“We all desire that we live in a country that is peaceful, free from crisis, insecurity and corruption.
“Corruption in the country is so high; there is no arm of government that can be trusted,” he said.
The 96-year-old national figure called for a peaceful country where all Nigerians are equal before the law.
“We want a Nigeria where all of us live together peacefully and without any discrimination.
“We should all obey the provision of the Constitution which states that there should be no state religion.There should be no promotion of a particular religion over and above others.
“When I was in the 2014 National Conference as an elder stateman, we made a lot of recommendations for the survival of Nigeria as a country.
“We craved for a united country free from crisis, where all the citizens are equal before the law and anyone of them can rise to any position by dint of hard work,” he said.
But as the nation celebrates the day, Dr Bulama Mali-Gubio, an elder statesman, believes it would only be significant if the nation had sincere leaders that would make the struggle for democracy worth the efforts.
“Nigeria needs to grow and attain its full potential as the giant of Africa.

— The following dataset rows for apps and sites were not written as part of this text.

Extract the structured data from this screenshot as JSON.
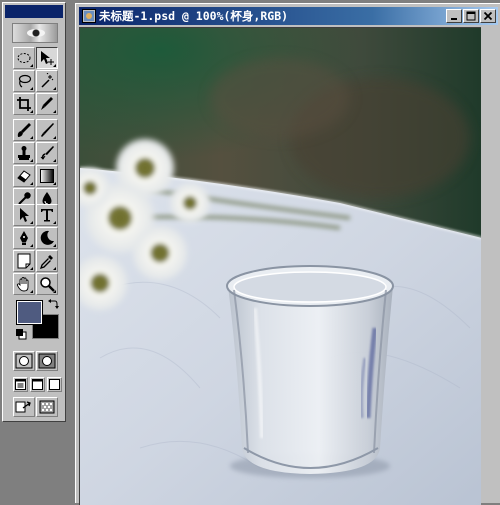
{
  "document_window": {
    "title": "未标题-1.psd @ 100%(杯身,RGB)"
  },
  "toolbox": {
    "tools": [
      {
        "name": "marquee-tool",
        "icon": "dashed-ellipse-icon"
      },
      {
        "name": "move-tool",
        "icon": "move-arrow-icon"
      },
      {
        "name": "lasso-tool",
        "icon": "lasso-icon"
      },
      {
        "name": "magic-wand-tool",
        "icon": "magic-wand-icon"
      },
      {
        "name": "crop-tool",
        "icon": "crop-icon"
      },
      {
        "name": "slice-tool",
        "icon": "knife-icon"
      },
      {
        "name": "healing-brush-tool",
        "icon": "brush-icon"
      },
      {
        "name": "brush-tool",
        "icon": "pencil-brush-icon"
      },
      {
        "name": "clone-stamp-tool",
        "icon": "stamp-icon"
      },
      {
        "name": "history-brush-tool",
        "icon": "history-brush-icon"
      },
      {
        "name": "eraser-tool",
        "icon": "eraser-icon"
      },
      {
        "name": "gradient-tool",
        "icon": "gradient-icon"
      },
      {
        "name": "dodge-tool",
        "icon": "dodge-icon"
      },
      {
        "name": "blur-tool",
        "icon": "drop-icon"
      },
      {
        "name": "path-selection-tool",
        "icon": "arrow-icon"
      },
      {
        "name": "type-tool",
        "icon": "type-icon"
      },
      {
        "name": "pen-tool",
        "icon": "pen-icon"
      },
      {
        "name": "shape-tool",
        "icon": "moon-shape-icon"
      },
      {
        "name": "notes-tool",
        "icon": "note-icon"
      },
      {
        "name": "eyedropper-tool",
        "icon": "eyedropper-icon"
      },
      {
        "name": "hand-tool",
        "icon": "hand-icon"
      },
      {
        "name": "zoom-tool",
        "icon": "zoom-icon"
      }
    ],
    "foreground_color": "#4f5b80",
    "background_color": "#000000"
  },
  "colors": {
    "titlebar": "#0a246a",
    "workspace": "#7f7f7f",
    "chrome": "#c0c0c0"
  }
}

We can attain that status if elected leaders perform creditably,” Mali-Gubio, spokesperson for Borno Elders Forum, said.
He regretted that the primary goal of many leaders in the country was self-enrichment.
“Leading a country involves making policies and finding solutions to problems, ensuring stability of the polity, and guiding the country to prosperity.
“But a large number of Nigerian leaders lack the vision, passion and the character to effectively govern and deal with the economic situation.
“In order to achieve the Nigeria of our dreams, we as citizens must first change our values, attitudes and orientation.
“This is because values are the building blocks of national development and no nation can achieve its developmental aspirations unless her citizens embrace and espouse the right values and attitudes,” he said.
The elder statesman regretted the decline of values, saying that
merit was being sacrificed on the altar of mediocrity, cronyism and nepotism.
“Wealth, no matter the source, is now celebrated in place of honesty and integrity.
“It is clear that no nation can make any meaningful progress in the face of these social vices arising from negative values and dysfunctional attitudes.”
Like Mali-Gubio, many analysts believe that democratic governance can only be meaningful if it tackles concerns of the electorate.
They argue that the significance of June 12 struggles will be lost if democracy benefits just the elected while the electorate wallow in abject poverty, insecurity and neglect. (NANFeatures)